→ To do: Copy each line below in which the string "video" occurs.

Entries from a dataset of interfaces:
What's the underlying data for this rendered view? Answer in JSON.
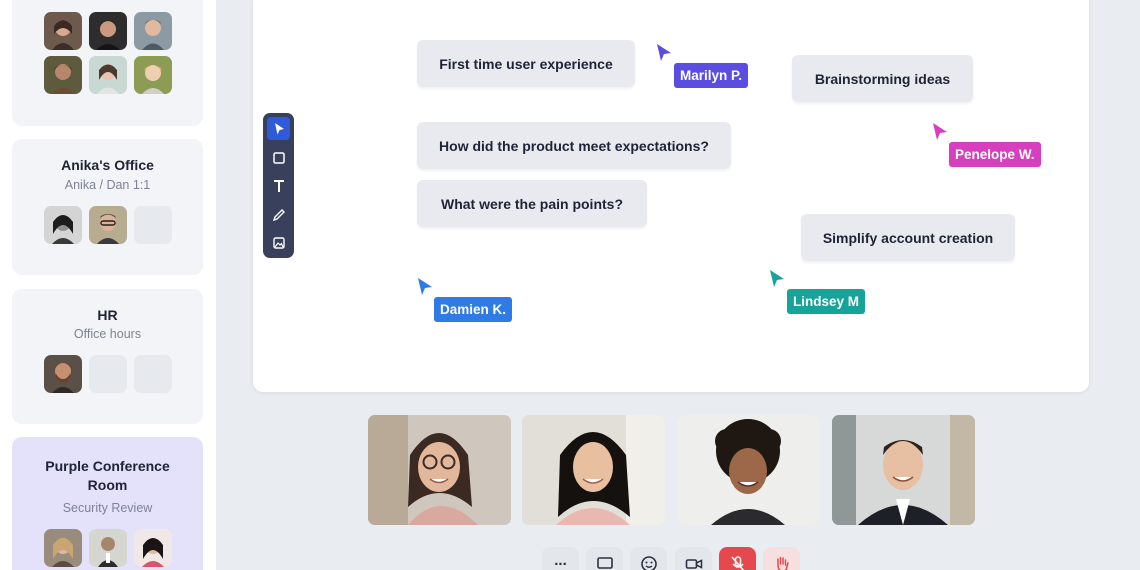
{
  "colors": {
    "accent_blue": "#2f5bd8",
    "active_room": "#e4e1fb",
    "mute_red": "#e5484d",
    "marilyn": "#5b4de0",
    "penelope": "#d63fbd",
    "damien": "#2e7be6",
    "lindsey": "#15a39a"
  },
  "sidebar": {
    "rooms": [
      {
        "title": "",
        "subtitle": "",
        "avatar_count": 6
      },
      {
        "title": "Anika's Office",
        "subtitle": "Anika / Dan 1:1",
        "avatar_count": 2,
        "empty_slots": 1
      },
      {
        "title": "HR",
        "subtitle": "Office hours",
        "avatar_count": 1,
        "empty_slots": 2
      },
      {
        "title": "Purple Conference Room",
        "subtitle": "Security Review",
        "avatar_count": 3,
        "active": true
      }
    ]
  },
  "board": {
    "notes": [
      "First time user experience",
      "Brainstorming ideas",
      "How did the product meet expectations?",
      "What were the pain points?",
      "Simplify account creation"
    ],
    "tools": [
      "pointer-icon",
      "rectangle-icon",
      "text-icon",
      "pen-icon",
      "image-icon"
    ],
    "cursors": [
      {
        "name": "Marilyn P.",
        "color": "#5b4de0"
      },
      {
        "name": "Penelope W.",
        "color": "#d63fbd"
      },
      {
        "name": "Damien K.",
        "color": "#2e7be6"
      },
      {
        "name": "Lindsey M",
        "color": "#15a39a"
      }
    ]
  },
  "participants": {
    "tiles": [
      "video-tile-1",
      "video-tile-2",
      "video-tile-3",
      "video-tile-4"
    ]
  },
  "controls": {
    "more_label": "...",
    "buttons": [
      "more-icon",
      "screen-share-icon",
      "emoji-icon",
      "camera-icon",
      "mic-muted-icon",
      "raise-hand-icon"
    ]
  }
}
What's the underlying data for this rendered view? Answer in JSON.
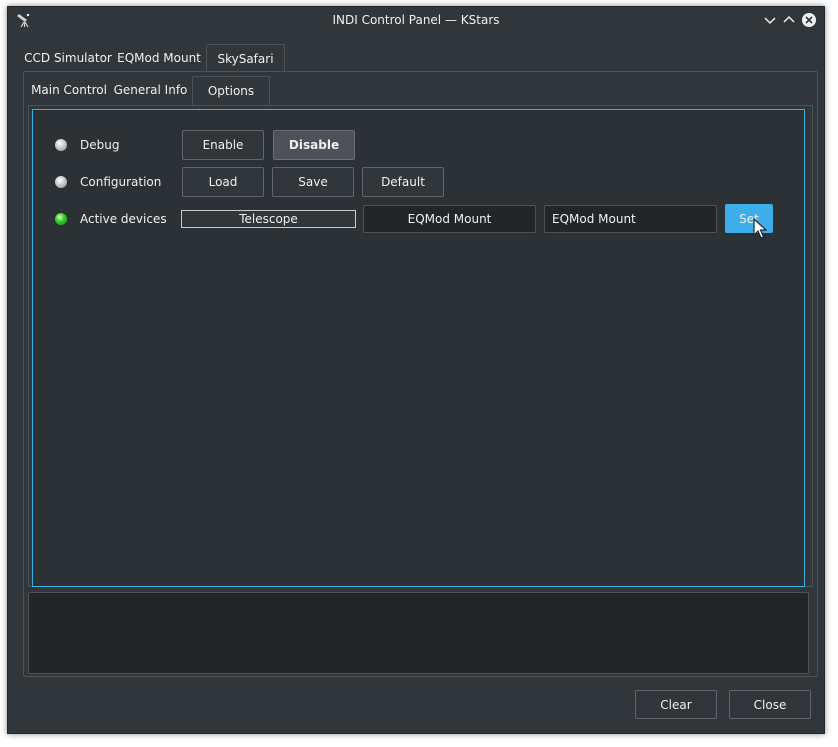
{
  "window": {
    "title": "INDI Control Panel — KStars",
    "controls": [
      "minimize-icon",
      "maximize-icon",
      "close-icon"
    ]
  },
  "device_tabs": [
    {
      "label": "CCD Simulator",
      "active": false
    },
    {
      "label": "EQMod Mount",
      "active": false
    },
    {
      "label": "SkySafari",
      "active": true
    }
  ],
  "group_tabs": [
    {
      "label": "Main Control",
      "active": false
    },
    {
      "label": "General Info",
      "active": false
    },
    {
      "label": "Options",
      "active": true
    }
  ],
  "properties": {
    "debug": {
      "label": "Debug",
      "state": "idle",
      "enable_label": "Enable",
      "disable_label": "Disable",
      "selected": "Disable"
    },
    "configuration": {
      "label": "Configuration",
      "state": "idle",
      "load_label": "Load",
      "save_label": "Save",
      "default_label": "Default"
    },
    "active_devices": {
      "label": "Active devices",
      "state": "ok",
      "element_label": "Telescope",
      "current_value": "EQMod Mount",
      "input_value": "EQMod Mount",
      "set_label": "Set"
    }
  },
  "log": {
    "text": ""
  },
  "footer": {
    "clear_label": "Clear",
    "close_label": "Close"
  },
  "colors": {
    "background": "#31363b",
    "accent": "#3daee9",
    "led_ok": "#34d224",
    "led_idle": "#d4d4d4"
  }
}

→ Task output:
      "video-tile-1",
      "video-tile-2",
      "video-tile-3",
      "video-tile-4"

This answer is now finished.